This book's ripples are, and continue to be, felt at the Dickinson's. Every so often, I will tape a sheet of butcher paper on the refrigerator. Pen close at hand. I tell Wood and the kids to write down their beliefs. Most of them are funny, or surprising. Stuff you knew you believed, but would never have thought to write down.

So --- here's the challenge. Would you guys do that? And here's the important part. Share them with me, here on this blog.

Sadly, this book is out-of-print. So I emailed Allan, and he said that it can still be ordered from Amazon's and Barnes & Nobles's websites.

Small book, big inspiration.

I am looking forward to hearing from you!


by Pat Antonopoulos

A single kiss and the Princess changes a destiny from a diet of flies in a world of pond water to palace life. Not a single carry-over wart to mar the happily ever. Sweet, right?

As a child, Hansel and Gretel had the dog eared corner in my book. No test kisses, no woodcutter to handle the wolf, no dwarfs to win over through cooking and cleaning.
Gretel knew when to act and the witch was toast.

A delightful young feminist recently talked about creating a version of Rapunzel in which the female doesn't require a Prince to save her day. Rachel's story reminded me of a tradition with my two oldest grandchildren.

At bedtime we told stories and the last story of the night was usually a new version of Rapunzel...same basic structure but different twists and turns leading to a altered ending.

Guessing that about now many English majors readers might be doing a mini-metaphor-eye-roll. Deserved, no doubt.

About now I should be tying the string that excuses my overstretched connection. Not really certain how to do that but...

We told our Rapunzel versions during the time my grandchildren were four and six to about the time they were 10 and 12. Rachel probably wrote her Rapunzel in her late teens or early twenties. I memorized the story in the 1940's and heard Rachel's version in 2009.

We are.
The connection strengthens us, even when we are unaware of the link through a simple fairy tale tether.

Wednesday, July 1, 2009

We Need To Talk

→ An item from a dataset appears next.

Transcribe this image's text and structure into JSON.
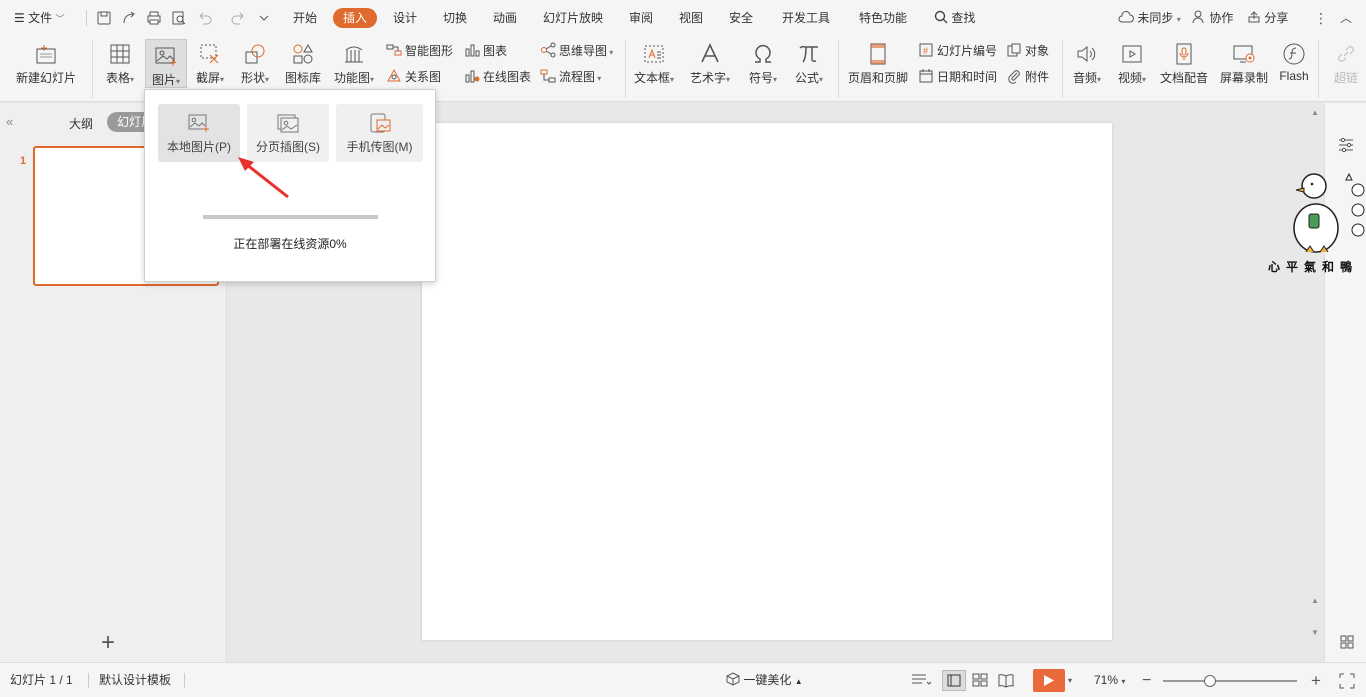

by Pat Antonopoulos
Soap Opera phrase, right? Spoken with heavy emphasis, earnest face full on the camera followed by quick switch to commercial?

Sponsors know the audience is connected, can count the numbers, and judge the response by visits to the product.

In a very real way, Four Ordinary Women is becoming connected to you, Dear Reader. You are our audience. The number count tells us that you visit this product. But unlike the one-way message of a television program, FOW hopes for much more.

YOU---You, Dear Reader. You and your thoughts are the greater connection. Your comments can expand the reach of women, one to another. You have a perspective that could enrich this space, balance our views, share your experiences.

Your comments are important. This invitation is sincere. Our door is open and waiting for you to walk right in....